_Interface dataset entries_
──────

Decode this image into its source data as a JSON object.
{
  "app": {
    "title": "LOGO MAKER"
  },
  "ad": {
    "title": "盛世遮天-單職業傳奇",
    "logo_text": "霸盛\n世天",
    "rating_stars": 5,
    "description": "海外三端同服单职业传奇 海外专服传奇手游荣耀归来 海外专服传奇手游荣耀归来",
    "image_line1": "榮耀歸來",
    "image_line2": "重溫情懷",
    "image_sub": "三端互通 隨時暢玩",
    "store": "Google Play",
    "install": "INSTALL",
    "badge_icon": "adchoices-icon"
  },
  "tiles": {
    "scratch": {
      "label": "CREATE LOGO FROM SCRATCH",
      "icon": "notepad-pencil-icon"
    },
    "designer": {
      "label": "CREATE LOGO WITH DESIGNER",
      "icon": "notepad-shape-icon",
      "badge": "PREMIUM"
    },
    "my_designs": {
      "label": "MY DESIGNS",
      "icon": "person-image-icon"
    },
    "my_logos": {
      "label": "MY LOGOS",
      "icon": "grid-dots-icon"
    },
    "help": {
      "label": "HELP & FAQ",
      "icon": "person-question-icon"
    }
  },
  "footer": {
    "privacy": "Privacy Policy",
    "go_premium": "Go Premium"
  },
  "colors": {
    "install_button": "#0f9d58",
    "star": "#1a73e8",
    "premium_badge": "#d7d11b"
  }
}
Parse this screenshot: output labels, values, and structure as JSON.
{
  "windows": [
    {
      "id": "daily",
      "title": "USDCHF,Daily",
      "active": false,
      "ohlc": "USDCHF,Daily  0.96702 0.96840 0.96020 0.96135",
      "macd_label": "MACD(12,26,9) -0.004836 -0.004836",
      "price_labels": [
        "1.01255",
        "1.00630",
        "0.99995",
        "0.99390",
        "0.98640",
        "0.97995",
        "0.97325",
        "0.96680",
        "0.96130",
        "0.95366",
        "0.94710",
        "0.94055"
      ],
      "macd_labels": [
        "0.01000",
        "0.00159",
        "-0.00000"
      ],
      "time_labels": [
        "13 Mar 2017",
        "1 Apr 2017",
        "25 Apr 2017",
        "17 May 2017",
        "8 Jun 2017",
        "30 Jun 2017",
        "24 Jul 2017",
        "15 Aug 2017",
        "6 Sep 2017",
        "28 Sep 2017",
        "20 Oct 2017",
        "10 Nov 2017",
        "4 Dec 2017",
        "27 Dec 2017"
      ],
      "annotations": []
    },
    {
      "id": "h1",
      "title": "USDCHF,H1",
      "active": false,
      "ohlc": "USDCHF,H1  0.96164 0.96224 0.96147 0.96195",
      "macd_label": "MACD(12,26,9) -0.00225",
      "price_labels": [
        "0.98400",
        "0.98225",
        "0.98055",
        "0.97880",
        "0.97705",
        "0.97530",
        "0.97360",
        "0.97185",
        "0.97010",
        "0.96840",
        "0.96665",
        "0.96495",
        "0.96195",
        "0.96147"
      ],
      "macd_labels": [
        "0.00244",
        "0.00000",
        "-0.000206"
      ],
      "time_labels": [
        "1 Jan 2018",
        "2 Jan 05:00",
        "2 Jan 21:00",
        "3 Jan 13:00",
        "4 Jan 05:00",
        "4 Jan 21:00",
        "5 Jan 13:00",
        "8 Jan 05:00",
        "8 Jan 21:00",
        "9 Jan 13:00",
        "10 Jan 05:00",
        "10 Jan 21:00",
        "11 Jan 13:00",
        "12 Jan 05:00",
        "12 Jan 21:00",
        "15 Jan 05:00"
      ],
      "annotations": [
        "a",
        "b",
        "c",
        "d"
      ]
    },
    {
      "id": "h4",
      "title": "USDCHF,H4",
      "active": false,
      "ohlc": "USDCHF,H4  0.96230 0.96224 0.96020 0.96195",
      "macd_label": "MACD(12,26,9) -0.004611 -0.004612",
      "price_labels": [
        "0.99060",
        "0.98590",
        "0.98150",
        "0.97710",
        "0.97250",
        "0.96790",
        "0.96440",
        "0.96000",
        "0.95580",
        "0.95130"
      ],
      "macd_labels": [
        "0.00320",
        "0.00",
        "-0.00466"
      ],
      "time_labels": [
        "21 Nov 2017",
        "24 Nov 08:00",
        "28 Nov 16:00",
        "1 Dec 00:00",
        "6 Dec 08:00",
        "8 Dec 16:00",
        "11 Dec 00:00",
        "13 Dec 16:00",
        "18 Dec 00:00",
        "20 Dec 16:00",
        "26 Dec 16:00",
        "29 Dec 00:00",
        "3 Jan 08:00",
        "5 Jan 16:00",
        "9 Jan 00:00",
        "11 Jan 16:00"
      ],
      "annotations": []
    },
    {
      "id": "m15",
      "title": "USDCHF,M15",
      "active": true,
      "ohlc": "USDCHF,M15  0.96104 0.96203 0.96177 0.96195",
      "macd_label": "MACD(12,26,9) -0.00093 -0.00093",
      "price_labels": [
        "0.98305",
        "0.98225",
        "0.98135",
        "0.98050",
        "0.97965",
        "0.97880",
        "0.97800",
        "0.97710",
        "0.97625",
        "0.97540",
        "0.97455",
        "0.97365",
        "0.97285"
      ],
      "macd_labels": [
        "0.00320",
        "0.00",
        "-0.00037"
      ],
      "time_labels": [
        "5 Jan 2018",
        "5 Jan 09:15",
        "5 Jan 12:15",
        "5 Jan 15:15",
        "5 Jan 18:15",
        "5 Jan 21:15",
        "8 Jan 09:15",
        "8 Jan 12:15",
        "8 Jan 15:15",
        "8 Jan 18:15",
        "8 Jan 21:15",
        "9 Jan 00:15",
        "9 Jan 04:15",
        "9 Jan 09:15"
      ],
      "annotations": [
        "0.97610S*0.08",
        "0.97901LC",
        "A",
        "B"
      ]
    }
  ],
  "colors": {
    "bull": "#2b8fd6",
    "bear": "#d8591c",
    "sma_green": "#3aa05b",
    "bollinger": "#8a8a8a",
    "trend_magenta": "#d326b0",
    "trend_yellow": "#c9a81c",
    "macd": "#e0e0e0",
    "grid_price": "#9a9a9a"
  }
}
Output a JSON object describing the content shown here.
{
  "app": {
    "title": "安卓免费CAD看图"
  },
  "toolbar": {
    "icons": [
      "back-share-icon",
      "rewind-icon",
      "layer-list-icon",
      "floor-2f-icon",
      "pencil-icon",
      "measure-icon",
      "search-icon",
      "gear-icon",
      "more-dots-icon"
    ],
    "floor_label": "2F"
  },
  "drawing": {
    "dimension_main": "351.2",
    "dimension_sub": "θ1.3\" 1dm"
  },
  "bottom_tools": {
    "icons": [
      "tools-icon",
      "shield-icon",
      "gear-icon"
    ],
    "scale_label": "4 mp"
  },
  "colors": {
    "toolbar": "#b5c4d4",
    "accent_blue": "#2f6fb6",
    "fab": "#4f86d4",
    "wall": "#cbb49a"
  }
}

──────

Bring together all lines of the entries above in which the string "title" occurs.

_Exercise answer_
    "title": "LOGO MAKER"
    "title": "盛世遮天-單職業傳奇",
      "title": "USDCHF,Daily",
      "title": "USDCHF,H1",
      "title": "USDCHF,H4",
      "title": "USDCHF,M15",
    "title": "安卓免费CAD看图"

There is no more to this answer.